[Exercise directions]
Output all of the listing, leaving every line exactly as written.

[Data under study]
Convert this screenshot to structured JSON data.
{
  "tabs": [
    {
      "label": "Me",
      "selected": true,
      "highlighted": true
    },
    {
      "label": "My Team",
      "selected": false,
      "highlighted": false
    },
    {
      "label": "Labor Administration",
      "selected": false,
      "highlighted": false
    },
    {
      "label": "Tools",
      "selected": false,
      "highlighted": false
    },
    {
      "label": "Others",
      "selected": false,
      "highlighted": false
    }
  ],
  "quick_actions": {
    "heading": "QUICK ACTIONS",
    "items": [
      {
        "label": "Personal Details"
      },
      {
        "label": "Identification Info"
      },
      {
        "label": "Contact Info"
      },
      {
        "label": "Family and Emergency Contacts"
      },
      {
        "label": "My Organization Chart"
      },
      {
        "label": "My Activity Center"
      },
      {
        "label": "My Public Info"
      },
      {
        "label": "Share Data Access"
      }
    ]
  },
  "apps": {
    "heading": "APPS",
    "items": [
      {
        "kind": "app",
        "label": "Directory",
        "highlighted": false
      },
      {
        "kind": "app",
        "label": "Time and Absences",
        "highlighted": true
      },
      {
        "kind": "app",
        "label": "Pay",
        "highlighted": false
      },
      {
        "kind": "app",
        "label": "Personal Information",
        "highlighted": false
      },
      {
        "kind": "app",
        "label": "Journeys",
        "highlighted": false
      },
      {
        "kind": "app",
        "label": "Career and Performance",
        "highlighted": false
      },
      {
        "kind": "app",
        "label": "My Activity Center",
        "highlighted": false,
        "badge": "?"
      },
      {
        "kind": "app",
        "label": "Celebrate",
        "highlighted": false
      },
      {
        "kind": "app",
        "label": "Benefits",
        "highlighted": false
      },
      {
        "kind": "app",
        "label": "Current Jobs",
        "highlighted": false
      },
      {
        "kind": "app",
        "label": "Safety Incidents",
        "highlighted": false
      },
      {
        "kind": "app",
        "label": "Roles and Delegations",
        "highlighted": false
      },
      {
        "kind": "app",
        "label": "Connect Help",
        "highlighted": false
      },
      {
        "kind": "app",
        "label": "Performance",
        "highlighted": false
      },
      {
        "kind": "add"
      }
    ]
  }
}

[Exercise answer]
Convert this screenshot to structured JSON data.
{
  "tabs": [
    {
      "label": "Me",
      "selected": true,
      "highlighted": true
    },
    {
      "label": "My Team",
      "selected": false,
      "highlighted": false
    },
    {
      "label": "Labor Administration",
      "selected": false,
      "highlighted": false
    },
    {
      "label": "Tools",
      "selected": false,
      "highlighted": false
    },
    {
      "label": "Others",
      "selected": false,
      "highlighted": false
    }
  ],
  "quick_actions": {
    "heading": "QUICK ACTIONS",
    "items": [
      {
        "label": "Personal Details"
      },
      {
        "label": "Identification Info"
      },
      {
        "label": "Contact Info"
      },
      {
        "label": "Family and Emergency Contacts"
      },
      {
        "label": "My Organization Chart"
      },
      {
        "label": "My Activity Center"
      },
      {
        "label": "My Public Info"
      },
      {
        "label": "Share Data Access"
      }
    ]
  },
  "apps": {
    "heading": "APPS",
    "items": [
      {
        "kind": "app",
        "label": "Directory",
        "highlighted": false
      },
      {
        "kind": "app",
        "label": "Time and Absences",
        "highlighted": true
      },
      {
        "kind": "app",
        "label": "Pay",
        "highlighted": false
      },
      {
        "kind": "app",
        "label": "Personal Information",
        "highlighted": false
      },
      {
        "kind": "app",
        "label": "Journeys",
        "highlighted": false
      },
      {
        "kind": "app",
        "label": "Career and Performance",
        "highlighted": false
      },
      {
        "kind": "app",
        "label": "My Activity Center",
        "highlighted": false,
        "badge": "?"
      },
      {
        "kind": "app",
        "label": "Celebrate",
        "highlighted": false
      },
      {
        "kind": "app",
        "label": "Benefits",
        "highlighted": false
      },
      {
        "kind": "app",
        "label": "Current Jobs",
        "highlighted": false
      },
      {
        "kind": "app",
        "label": "Safety Incidents",
        "highlighted": false
      },
      {
        "kind": "app",
        "label": "Roles and Delegations",
        "highlighted": false
      },
      {
        "kind": "app",
        "label": "Connect Help",
        "highlighted": false
      },
      {
        "kind": "app",
        "label": "Performance",
        "highlighted": false
      },
      {
        "kind": "add"
      }
    ]
  }
}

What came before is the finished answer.